Could you print every record below exactly as written?

[[ SOURCE DATA, beginning ]]

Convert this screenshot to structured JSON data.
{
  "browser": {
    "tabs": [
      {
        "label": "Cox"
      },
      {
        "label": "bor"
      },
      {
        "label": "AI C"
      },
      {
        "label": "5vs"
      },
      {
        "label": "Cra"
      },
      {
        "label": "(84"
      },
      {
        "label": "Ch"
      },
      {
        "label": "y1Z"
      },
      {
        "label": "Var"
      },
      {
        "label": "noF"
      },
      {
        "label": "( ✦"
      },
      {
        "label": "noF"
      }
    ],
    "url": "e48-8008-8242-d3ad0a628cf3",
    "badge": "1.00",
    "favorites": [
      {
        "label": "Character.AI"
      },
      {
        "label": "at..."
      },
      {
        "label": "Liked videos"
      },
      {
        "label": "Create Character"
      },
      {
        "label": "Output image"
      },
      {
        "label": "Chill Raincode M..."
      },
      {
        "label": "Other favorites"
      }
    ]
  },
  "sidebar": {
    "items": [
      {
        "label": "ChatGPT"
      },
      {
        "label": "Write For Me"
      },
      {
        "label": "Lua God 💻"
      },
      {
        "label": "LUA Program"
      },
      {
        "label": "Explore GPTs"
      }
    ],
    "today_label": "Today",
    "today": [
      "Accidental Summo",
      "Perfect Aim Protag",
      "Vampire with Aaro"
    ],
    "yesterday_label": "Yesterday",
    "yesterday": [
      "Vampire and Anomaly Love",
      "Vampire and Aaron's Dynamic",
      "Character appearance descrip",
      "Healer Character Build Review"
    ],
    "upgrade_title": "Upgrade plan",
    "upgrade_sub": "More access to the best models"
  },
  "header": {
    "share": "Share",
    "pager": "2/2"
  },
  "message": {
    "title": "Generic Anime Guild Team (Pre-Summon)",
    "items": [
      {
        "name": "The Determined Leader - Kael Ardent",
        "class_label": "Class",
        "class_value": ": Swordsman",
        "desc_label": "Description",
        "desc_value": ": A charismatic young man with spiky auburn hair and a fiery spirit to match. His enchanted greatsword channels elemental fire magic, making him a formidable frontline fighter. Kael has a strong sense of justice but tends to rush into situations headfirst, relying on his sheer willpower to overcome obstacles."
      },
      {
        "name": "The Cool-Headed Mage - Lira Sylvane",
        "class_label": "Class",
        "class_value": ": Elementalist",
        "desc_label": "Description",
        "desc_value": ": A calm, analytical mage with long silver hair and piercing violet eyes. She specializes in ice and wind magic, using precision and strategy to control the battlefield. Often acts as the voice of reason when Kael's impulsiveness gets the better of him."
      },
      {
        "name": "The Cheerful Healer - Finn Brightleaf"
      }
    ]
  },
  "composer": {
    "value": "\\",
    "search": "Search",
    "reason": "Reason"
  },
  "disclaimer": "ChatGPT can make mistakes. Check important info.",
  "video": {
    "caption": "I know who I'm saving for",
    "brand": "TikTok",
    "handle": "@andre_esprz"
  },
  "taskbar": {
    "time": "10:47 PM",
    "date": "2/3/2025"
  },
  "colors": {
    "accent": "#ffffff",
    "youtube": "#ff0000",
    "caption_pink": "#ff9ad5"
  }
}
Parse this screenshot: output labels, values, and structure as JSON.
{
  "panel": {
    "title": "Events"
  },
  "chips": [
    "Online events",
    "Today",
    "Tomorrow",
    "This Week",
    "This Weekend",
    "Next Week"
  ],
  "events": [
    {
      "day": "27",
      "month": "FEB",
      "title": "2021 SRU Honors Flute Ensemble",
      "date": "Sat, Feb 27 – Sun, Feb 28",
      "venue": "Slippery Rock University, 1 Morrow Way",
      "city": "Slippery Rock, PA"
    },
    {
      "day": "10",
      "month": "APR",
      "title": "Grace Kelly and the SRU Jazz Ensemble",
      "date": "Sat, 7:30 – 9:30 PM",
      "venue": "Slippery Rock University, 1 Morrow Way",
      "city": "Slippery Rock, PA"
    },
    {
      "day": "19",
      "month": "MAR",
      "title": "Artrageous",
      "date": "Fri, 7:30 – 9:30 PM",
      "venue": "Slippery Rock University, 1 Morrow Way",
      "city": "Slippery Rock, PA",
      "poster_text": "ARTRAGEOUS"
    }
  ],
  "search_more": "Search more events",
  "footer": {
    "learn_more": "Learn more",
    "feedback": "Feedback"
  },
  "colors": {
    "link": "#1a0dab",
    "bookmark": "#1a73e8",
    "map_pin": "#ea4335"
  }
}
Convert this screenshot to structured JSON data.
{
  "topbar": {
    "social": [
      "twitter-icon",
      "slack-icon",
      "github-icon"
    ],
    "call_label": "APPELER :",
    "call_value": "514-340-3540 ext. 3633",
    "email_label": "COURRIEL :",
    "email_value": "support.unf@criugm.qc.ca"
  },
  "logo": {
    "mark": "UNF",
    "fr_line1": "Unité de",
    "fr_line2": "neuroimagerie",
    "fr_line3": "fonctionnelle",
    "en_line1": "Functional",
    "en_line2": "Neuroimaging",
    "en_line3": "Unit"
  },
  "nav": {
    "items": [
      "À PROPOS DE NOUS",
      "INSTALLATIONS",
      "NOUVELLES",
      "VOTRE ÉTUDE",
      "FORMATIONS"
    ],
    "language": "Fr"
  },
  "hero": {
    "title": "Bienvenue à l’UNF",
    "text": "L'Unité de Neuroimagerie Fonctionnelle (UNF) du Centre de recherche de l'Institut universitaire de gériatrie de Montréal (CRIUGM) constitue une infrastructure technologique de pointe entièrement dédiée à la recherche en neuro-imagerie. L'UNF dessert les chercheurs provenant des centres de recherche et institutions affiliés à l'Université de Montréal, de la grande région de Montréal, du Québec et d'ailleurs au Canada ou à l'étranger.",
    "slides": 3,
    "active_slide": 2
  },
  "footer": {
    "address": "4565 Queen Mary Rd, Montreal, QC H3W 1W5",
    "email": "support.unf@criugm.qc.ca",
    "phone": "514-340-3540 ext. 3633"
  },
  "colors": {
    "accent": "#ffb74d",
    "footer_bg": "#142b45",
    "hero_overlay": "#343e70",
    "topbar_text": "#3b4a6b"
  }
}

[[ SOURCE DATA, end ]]

*OUTPUT*
Convert this screenshot to structured JSON data.
{
  "browser": {
    "tabs": [
      {
        "label": "Cox"
      },
      {
        "label": "bor"
      },
      {
        "label": "AI C"
      },
      {
        "label": "5vs"
      },
      {
        "label": "Cra"
      },
      {
        "label": "(84"
      },
      {
        "label": "Ch"
      },
      {
        "label": "y1Z"
      },
      {
        "label": "Var"
      },
      {
        "label": "noF"
      },
      {
        "label": "( ✦"
      },
      {
        "label": "noF"
      }
    ],
    "url": "e48-8008-8242-d3ad0a628cf3",
    "badge": "1.00",
    "favorites": [
      {
        "label": "Character.AI"
      },
      {
        "label": "at..."
      },
      {
        "label": "Liked videos"
      },
      {
        "label": "Create Character"
      },
      {
        "label": "Output image"
      },
      {
        "label": "Chill Raincode M..."
      },
      {
        "label": "Other favorites"
      }
    ]
  },
  "sidebar": {
    "items": [
      {
        "label": "ChatGPT"
      },
      {
        "label": "Write For Me"
      },
      {
        "label": "Lua God 💻"
      },
      {
        "label": "LUA Program"
      },
      {
        "label": "Explore GPTs"
      }
    ],
    "today_label": "Today",
    "today": [
      "Accidental Summo",
      "Perfect Aim Protag",
      "Vampire with Aaro"
    ],
    "yesterday_label": "Yesterday",
    "yesterday": [
      "Vampire and Anomaly Love",
      "Vampire and Aaron's Dynamic",
      "Character appearance descrip",
      "Healer Character Build Review"
    ],
    "upgrade_title": "Upgrade plan",
    "upgrade_sub": "More access to the best models"
  },
  "header": {
    "share": "Share",
    "pager": "2/2"
  },
  "message": {
    "title": "Generic Anime Guild Team (Pre-Summon)",
    "items": [
      {
        "name": "The Determined Leader - Kael Ardent",
        "class_label": "Class",
        "class_value": ": Swordsman",
        "desc_label": "Description",
        "desc_value": ": A charismatic young man with spiky auburn hair and a fiery spirit to match. His enchanted greatsword channels elemental fire magic, making him a formidable frontline fighter. Kael has a strong sense of justice but tends to rush into situations headfirst, relying on his sheer willpower to overcome obstacles."
      },
      {
        "name": "The Cool-Headed Mage - Lira Sylvane",
        "class_label": "Class",
        "class_value": ": Elementalist",
        "desc_label": "Description",
        "desc_value": ": A calm, analytical mage with long silver hair and piercing violet eyes. She specializes in ice and wind magic, using precision and strategy to control the battlefield. Often acts as the voice of reason when Kael's impulsiveness gets the better of him."
      },
      {
        "name": "The Cheerful Healer - Finn Brightleaf"
      }
    ]
  },
  "composer": {
    "value": "\\",
    "search": "Search",
    "reason": "Reason"
  },
  "disclaimer": "ChatGPT can make mistakes. Check important info.",
  "video": {
    "caption": "I know who I'm saving for",
    "brand": "TikTok",
    "handle": "@andre_esprz"
  },
  "taskbar": {
    "time": "10:47 PM",
    "date": "2/3/2025"
  },
  "colors": {
    "accent": "#ffffff",
    "youtube": "#ff0000",
    "caption_pink": "#ff9ad5"
  }
}
Parse this screenshot: output labels, values, and structure as JSON.
{
  "panel": {
    "title": "Events"
  },
  "chips": [
    "Online events",
    "Today",
    "Tomorrow",
    "This Week",
    "This Weekend",
    "Next Week"
  ],
  "events": [
    {
      "day": "27",
      "month": "FEB",
      "title": "2021 SRU Honors Flute Ensemble",
      "date": "Sat, Feb 27 – Sun, Feb 28",
      "venue": "Slippery Rock University, 1 Morrow Way",
      "city": "Slippery Rock, PA"
    },
    {
      "day": "10",
      "month": "APR",
      "title": "Grace Kelly and the SRU Jazz Ensemble",
      "date": "Sat, 7:30 – 9:30 PM",
      "venue": "Slippery Rock University, 1 Morrow Way",
      "city": "Slippery Rock, PA"
    },
    {
      "day": "19",
      "month": "MAR",
      "title": "Artrageous",
      "date": "Fri, 7:30 – 9:30 PM",
      "venue": "Slippery Rock University, 1 Morrow Way",
      "city": "Slippery Rock, PA",
      "poster_text": "ARTRAGEOUS"
    }
  ],
  "search_more": "Search more events",
  "footer": {
    "learn_more": "Learn more",
    "feedback": "Feedback"
  },
  "colors": {
    "link": "#1a0dab",
    "bookmark": "#1a73e8",
    "map_pin": "#ea4335"
  }
}
Convert this screenshot to structured JSON data.
{
  "topbar": {
    "social": [
      "twitter-icon",
      "slack-icon",
      "github-icon"
    ],
    "call_label": "APPELER :",
    "call_value": "514-340-3540 ext. 3633",
    "email_label": "COURRIEL :",
    "email_value": "support.unf@criugm.qc.ca"
  },
  "logo": {
    "mark": "UNF",
    "fr_line1": "Unité de",
    "fr_line2": "neuroimagerie",
    "fr_line3": "fonctionnelle",
    "en_line1": "Functional",
    "en_line2": "Neuroimaging",
    "en_line3": "Unit"
  },
  "nav": {
    "items": [
      "À PROPOS DE NOUS",
      "INSTALLATIONS",
      "NOUVELLES",
      "VOTRE ÉTUDE",
      "FORMATIONS"
    ],
    "language": "Fr"
  },
  "hero": {
    "title": "Bienvenue à l’UNF",
    "text": "L'Unité de Neuroimagerie Fonctionnelle (UNF) du Centre de recherche de l'Institut universitaire de gériatrie de Montréal (CRIUGM) constitue une infrastructure technologique de pointe entièrement dédiée à la recherche en neuro-imagerie. L'UNF dessert les chercheurs provenant des centres de recherche et institutions affiliés à l'Université de Montréal, de la grande région de Montréal, du Québec et d'ailleurs au Canada ou à l'étranger.",
    "slides": 3,
    "active_slide": 2
  },
  "footer": {
    "address": "4565 Queen Mary Rd, Montreal, QC H3W 1W5",
    "email": "support.unf@criugm.qc.ca",
    "phone": "514-340-3540 ext. 3633"
  },
  "colors": {
    "accent": "#ffb74d",
    "footer_bg": "#142b45",
    "hero_overlay": "#343e70",
    "topbar_text": "#3b4a6b"
  }
}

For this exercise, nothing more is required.